▶ _Task to carry out_: Please repeat all of the records, keeping every word unchanged.
[[ Input data, beginning ]]
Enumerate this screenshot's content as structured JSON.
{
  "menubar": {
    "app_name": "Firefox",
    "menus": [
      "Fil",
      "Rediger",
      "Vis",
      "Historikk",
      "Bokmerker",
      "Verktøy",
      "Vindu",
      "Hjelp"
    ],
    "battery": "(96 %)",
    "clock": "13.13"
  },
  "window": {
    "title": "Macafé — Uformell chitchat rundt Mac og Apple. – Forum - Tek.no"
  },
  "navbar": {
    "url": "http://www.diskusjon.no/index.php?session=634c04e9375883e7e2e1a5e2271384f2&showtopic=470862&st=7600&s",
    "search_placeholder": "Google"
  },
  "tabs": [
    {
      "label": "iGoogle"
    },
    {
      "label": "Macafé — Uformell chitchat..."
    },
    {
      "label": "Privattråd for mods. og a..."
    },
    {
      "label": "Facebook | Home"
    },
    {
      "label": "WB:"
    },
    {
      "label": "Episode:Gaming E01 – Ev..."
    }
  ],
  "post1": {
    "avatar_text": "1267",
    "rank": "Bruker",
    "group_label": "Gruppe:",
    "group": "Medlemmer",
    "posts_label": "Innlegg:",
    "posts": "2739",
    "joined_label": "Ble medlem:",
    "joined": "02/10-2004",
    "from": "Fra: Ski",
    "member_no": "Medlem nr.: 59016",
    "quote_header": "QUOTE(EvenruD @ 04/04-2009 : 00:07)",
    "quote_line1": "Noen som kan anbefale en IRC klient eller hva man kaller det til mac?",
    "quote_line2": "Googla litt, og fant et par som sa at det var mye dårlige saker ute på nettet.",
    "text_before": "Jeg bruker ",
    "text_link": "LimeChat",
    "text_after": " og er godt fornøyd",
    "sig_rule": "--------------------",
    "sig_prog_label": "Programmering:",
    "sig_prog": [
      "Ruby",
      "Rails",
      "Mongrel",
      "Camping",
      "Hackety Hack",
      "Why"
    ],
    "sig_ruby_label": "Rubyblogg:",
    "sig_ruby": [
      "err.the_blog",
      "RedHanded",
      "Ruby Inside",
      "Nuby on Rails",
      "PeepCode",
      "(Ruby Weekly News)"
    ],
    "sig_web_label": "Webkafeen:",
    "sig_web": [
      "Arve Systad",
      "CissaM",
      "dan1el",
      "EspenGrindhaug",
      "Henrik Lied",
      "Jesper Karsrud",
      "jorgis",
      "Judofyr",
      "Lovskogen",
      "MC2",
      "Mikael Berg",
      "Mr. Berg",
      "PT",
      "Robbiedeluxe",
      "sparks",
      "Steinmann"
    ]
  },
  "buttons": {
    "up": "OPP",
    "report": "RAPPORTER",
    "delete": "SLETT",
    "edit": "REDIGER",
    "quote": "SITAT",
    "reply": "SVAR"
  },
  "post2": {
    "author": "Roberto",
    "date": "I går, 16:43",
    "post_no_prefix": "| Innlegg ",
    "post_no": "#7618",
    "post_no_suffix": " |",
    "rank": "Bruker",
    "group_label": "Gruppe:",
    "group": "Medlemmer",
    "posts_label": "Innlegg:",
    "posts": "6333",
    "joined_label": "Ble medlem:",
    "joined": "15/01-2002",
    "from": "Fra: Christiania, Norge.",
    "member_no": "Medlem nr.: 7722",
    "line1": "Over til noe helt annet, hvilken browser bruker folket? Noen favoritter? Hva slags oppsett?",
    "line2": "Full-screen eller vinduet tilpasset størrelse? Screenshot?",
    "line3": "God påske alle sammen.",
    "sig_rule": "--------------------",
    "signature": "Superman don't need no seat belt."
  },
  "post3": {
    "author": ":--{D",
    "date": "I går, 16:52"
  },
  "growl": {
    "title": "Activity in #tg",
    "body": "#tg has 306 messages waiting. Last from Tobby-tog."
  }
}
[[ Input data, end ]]
▶ _Task result_:
Enumerate this screenshot's content as structured JSON.
{
  "menubar": {
    "app_name": "Firefox",
    "menus": [
      "Fil",
      "Rediger",
      "Vis",
      "Historikk",
      "Bokmerker",
      "Verktøy",
      "Vindu",
      "Hjelp"
    ],
    "battery": "(96 %)",
    "clock": "13.13"
  },
  "window": {
    "title": "Macafé — Uformell chitchat rundt Mac og Apple. – Forum - Tek.no"
  },
  "navbar": {
    "url": "http://www.diskusjon.no/index.php?session=634c04e9375883e7e2e1a5e2271384f2&showtopic=470862&st=7600&s",
    "search_placeholder": "Google"
  },
  "tabs": [
    {
      "label": "iGoogle"
    },
    {
      "label": "Macafé — Uformell chitchat..."
    },
    {
      "label": "Privattråd for mods. og a..."
    },
    {
      "label": "Facebook | Home"
    },
    {
      "label": "WB:"
    },
    {
      "label": "Episode:Gaming E01 – Ev..."
    }
  ],
  "post1": {
    "avatar_text": "1267",
    "rank": "Bruker",
    "group_label": "Gruppe:",
    "group": "Medlemmer",
    "posts_label": "Innlegg:",
    "posts": "2739",
    "joined_label": "Ble medlem:",
    "joined": "02/10-2004",
    "from": "Fra: Ski",
    "member_no": "Medlem nr.: 59016",
    "quote_header": "QUOTE(EvenruD @ 04/04-2009 : 00:07)",
    "quote_line1": "Noen som kan anbefale en IRC klient eller hva man kaller det til mac?",
    "quote_line2": "Googla litt, og fant et par som sa at det var mye dårlige saker ute på nettet.",
    "text_before": "Jeg bruker ",
    "text_link": "LimeChat",
    "text_after": " og er godt fornøyd",
    "sig_rule": "--------------------",
    "sig_prog_label": "Programmering:",
    "sig_prog": [
      "Ruby",
      "Rails",
      "Mongrel",
      "Camping",
      "Hackety Hack",
      "Why"
    ],
    "sig_ruby_label": "Rubyblogg:",
    "sig_ruby": [
      "err.the_blog",
      "RedHanded",
      "Ruby Inside",
      "Nuby on Rails",
      "PeepCode",
      "(Ruby Weekly News)"
    ],
    "sig_web_label": "Webkafeen:",
    "sig_web": [
      "Arve Systad",
      "CissaM",
      "dan1el",
      "EspenGrindhaug",
      "Henrik Lied",
      "Jesper Karsrud",
      "jorgis",
      "Judofyr",
      "Lovskogen",
      "MC2",
      "Mikael Berg",
      "Mr. Berg",
      "PT",
      "Robbiedeluxe",
      "sparks",
      "Steinmann"
    ]
  },
  "buttons": {
    "up": "OPP",
    "report": "RAPPORTER",
    "delete": "SLETT",
    "edit": "REDIGER",
    "quote": "SITAT",
    "reply": "SVAR"
  },
  "post2": {
    "author": "Roberto",
    "date": "I går, 16:43",
    "post_no_prefix": "| Innlegg ",
    "post_no": "#7618",
    "post_no_suffix": " |",
    "rank": "Bruker",
    "group_label": "Gruppe:",
    "group": "Medlemmer",
    "posts_label": "Innlegg:",
    "posts": "6333",
    "joined_label": "Ble medlem:",
    "joined": "15/01-2002",
    "from": "Fra: Christiania, Norge.",
    "member_no": "Medlem nr.: 7722",
    "line1": "Over til noe helt annet, hvilken browser bruker folket? Noen favoritter? Hva slags oppsett?",
    "line2": "Full-screen eller vinduet tilpasset størrelse? Screenshot?",
    "line3": "God påske alle sammen.",
    "sig_rule": "--------------------",
    "signature": "Superman don't need no seat belt."
  },
  "post3": {
    "author": ":--{D",
    "date": "I går, 16:52"
  },
  "growl": {
    "title": "Activity in #tg",
    "body": "#tg has 306 messages waiting. Last from Tobby-tog."
  }
}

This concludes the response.